Although regulations for ads in newspapers and broadcast media are often poorly enforced, news outlets have pushed back against ads containing fake news: CNN recently refused to air two of Trump’s campaign ads, including one that the network said “makes assertions that have been proven demonstrably false by various news outlets.” And, unlike some Facebook ads, those featured in newspapers and on television and radio are subject to public scrutiny by journalists and others.
Micro-targeted Facebook ads, or “dark ads,” which are tailored for specific audiences, can escape such scrutiny because they’re not always visible to or accessible by the general public. Facebook rolled out a searchable library of ads to address concerns surrounding transparency this year, but the library includes limited information, and researchers and reporters have criticized it for being incomplete. And, as the 2016 election demonstrated, print and broadcast advertising have slipped behind the remarkable reach and impact of their digital counterpart. Facebook in particular played an extraordinary role in Trump’s victory that year, in large part by housing covert disinformation campaigns by Russian operatives and by allowing Trump’s team to engage in micro-targeting and voter suppression tactics.
The Trump campaign has long used “misleading, false and defamatory” messaging in its political communications with voters, both online and offline, Tharp said. But now, with Facebook’s public blessing and an unparalleled investment in impeachment-related ads on the 2-billion-user platform, the gloves are officially off.
“The way that Facebook prioritizes content delivery makes it so that inflammatory content really works,” Tharp noted. “It spreads like wildfire on the site.”
Facebook has had a consistently troubled relationship with the truth. Despite its repeated vows to crack down on fake news, the company has maintained that demonstrably false content is not necessarily subject to deletion on its platform. Earlier this year, it let a video that was maliciously edited to make House Speaker Nancy Pelosi seem drunk go viral under its watch.
Trump’s deceptive attack ad against Biden — which is one of multiple anti-impeachment ads the Trump campaign bought to push false narratives about the former vice president — was debunked by at least two Facebook-approved fact-checkers (this was done independently from Facebook’s fact-checking program, however, which does not apply to politicians). The ad has garnered hundreds of thousands of views on the site while Trump’s campaign manager, Brad Parscale, celebrates an influx of donations.

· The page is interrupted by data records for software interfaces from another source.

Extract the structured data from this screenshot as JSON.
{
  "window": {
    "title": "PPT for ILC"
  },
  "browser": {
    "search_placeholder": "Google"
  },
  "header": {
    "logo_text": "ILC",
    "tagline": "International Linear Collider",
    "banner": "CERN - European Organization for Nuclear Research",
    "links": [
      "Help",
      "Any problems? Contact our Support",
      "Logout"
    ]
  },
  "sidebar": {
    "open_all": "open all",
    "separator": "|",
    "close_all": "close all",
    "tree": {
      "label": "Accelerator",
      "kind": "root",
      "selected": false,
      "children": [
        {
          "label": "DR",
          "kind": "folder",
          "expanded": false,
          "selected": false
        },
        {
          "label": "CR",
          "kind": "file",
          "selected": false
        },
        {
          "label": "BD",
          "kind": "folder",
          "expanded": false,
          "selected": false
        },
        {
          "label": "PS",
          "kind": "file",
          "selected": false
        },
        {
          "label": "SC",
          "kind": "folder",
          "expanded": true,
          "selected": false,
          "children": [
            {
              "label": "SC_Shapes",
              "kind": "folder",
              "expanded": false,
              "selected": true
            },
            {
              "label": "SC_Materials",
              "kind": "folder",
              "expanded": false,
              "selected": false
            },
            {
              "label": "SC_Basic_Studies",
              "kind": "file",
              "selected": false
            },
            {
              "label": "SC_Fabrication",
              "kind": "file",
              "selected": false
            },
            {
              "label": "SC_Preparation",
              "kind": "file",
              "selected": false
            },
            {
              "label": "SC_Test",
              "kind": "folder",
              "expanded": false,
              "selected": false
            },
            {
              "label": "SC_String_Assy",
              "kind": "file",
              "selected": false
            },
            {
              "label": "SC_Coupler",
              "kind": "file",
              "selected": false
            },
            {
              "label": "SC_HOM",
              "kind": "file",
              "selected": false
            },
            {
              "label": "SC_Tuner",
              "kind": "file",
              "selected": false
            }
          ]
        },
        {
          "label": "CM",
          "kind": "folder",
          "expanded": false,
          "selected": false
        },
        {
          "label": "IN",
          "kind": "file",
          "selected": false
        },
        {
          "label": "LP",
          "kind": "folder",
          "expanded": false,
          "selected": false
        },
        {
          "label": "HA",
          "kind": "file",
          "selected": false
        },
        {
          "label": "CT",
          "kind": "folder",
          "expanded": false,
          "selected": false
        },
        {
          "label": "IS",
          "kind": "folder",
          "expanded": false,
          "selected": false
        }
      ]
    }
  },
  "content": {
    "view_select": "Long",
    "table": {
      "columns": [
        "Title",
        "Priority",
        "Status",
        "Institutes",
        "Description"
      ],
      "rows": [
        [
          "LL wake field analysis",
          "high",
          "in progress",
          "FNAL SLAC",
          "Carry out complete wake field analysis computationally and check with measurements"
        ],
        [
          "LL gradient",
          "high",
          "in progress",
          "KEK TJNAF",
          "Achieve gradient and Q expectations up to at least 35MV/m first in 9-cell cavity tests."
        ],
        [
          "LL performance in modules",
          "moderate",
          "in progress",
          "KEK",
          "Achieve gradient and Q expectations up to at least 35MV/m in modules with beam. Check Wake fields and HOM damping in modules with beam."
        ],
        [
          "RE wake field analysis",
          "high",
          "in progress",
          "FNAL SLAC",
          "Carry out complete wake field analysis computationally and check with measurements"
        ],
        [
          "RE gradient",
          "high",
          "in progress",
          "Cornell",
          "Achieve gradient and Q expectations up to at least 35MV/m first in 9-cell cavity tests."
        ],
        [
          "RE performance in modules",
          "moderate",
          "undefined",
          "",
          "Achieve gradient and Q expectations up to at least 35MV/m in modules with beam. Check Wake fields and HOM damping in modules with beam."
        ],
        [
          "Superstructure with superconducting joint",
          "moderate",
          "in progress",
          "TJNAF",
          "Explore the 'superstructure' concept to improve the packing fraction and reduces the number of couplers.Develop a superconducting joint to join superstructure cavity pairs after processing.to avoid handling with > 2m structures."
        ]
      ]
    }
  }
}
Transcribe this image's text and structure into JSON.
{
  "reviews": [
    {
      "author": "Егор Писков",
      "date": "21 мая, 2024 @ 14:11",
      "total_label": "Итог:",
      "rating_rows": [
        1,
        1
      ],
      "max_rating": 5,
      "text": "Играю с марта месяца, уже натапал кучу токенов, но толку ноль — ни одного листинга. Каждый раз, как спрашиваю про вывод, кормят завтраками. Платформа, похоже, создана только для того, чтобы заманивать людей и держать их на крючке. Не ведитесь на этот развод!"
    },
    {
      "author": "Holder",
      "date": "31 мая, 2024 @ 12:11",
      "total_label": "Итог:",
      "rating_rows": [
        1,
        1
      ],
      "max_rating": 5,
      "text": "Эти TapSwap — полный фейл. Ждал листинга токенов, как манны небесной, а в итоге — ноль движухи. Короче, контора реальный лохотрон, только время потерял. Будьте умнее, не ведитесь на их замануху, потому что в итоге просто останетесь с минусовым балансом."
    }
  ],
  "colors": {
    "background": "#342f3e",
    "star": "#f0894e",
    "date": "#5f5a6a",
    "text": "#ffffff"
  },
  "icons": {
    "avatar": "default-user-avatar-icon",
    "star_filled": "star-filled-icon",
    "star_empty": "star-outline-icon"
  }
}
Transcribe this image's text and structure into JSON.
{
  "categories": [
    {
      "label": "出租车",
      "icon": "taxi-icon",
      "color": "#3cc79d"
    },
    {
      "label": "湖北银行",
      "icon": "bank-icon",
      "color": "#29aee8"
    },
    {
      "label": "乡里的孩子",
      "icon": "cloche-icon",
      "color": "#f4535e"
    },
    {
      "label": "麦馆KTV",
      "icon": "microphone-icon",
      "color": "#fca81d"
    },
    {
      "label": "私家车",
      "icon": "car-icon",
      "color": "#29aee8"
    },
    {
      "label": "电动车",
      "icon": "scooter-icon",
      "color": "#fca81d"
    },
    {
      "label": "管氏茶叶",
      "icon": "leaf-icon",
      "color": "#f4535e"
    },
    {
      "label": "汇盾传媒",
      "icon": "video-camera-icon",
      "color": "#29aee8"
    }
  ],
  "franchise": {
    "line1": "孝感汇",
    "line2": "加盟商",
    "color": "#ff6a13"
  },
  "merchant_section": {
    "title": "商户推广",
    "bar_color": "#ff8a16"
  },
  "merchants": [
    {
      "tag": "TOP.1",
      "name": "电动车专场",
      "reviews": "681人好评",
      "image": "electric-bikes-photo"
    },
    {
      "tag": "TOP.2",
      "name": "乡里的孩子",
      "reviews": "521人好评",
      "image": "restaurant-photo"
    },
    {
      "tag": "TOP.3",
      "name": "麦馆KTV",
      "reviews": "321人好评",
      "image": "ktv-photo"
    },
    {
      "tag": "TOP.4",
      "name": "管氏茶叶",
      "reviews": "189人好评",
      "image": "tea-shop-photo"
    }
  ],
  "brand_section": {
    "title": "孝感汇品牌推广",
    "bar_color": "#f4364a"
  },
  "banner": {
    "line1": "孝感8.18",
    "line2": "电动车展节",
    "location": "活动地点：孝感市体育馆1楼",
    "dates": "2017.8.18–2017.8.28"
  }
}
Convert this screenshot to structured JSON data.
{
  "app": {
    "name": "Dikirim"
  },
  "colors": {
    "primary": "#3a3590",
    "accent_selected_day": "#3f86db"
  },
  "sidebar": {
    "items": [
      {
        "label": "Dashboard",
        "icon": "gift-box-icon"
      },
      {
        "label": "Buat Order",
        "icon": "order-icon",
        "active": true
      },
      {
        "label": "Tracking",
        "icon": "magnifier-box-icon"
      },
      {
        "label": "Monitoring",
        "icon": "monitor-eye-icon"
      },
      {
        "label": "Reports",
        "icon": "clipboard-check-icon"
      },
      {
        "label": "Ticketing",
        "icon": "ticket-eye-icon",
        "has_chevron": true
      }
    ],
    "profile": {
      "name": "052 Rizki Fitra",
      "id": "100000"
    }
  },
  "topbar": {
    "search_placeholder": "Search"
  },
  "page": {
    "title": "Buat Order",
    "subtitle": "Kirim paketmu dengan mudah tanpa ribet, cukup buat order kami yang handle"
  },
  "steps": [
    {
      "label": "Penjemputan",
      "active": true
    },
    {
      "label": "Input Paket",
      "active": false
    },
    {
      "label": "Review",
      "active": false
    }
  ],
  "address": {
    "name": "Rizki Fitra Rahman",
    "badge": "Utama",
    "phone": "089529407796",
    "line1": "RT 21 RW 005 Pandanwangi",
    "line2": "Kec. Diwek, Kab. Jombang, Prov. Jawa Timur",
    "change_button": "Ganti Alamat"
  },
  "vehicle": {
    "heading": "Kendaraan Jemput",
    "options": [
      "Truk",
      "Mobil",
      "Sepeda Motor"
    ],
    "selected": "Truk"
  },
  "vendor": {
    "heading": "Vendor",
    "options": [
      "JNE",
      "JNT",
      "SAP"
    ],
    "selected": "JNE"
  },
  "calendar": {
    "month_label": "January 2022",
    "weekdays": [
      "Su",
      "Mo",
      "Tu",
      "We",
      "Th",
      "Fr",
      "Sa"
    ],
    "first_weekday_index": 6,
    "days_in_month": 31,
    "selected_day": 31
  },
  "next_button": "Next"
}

Facebook did take down an earlier version of that ad — not because it was peddling a flagrant lie but because it contained a transcription of Biden saying the phrase “son of a bitch,” which violates Facebook’s ad policy against profanity. (The new version of the ad censors the text to say “b*tch.”)
Facebook’s rising dominance as a news source also lends legitimacy to the ads it hosts, even though advertisers have been relieved of any obligation to accuracy. Sixty-seven percent of its users are exposed to news on the platform, and 43% use it to seek news out, according to a Pew Research Center study published last year.
The company’s policy to accept politicians’ money for ads promoting fake news is especially beneficial for Trump: He’s a master at spreading lies to benefit himself politically, and his presidency has demonstrated just how vulnerable American democracy is to disinformation on Facebook. The platform provides an ideal environment for incendiary, clickbait falsehoods by rewarding them with unwavering impunity.
By paying Facebook millions of dollars to run an onslaught of anti-impeachment ads — including ones promoting blatant lies — Trump’s campaign “has been able to really adeptly take advantage of [the impeachment news] for fundraising purposes,” said Tharp. “This election is going to be one in the margins, and whoever can really engage their base is going to have the advantage.”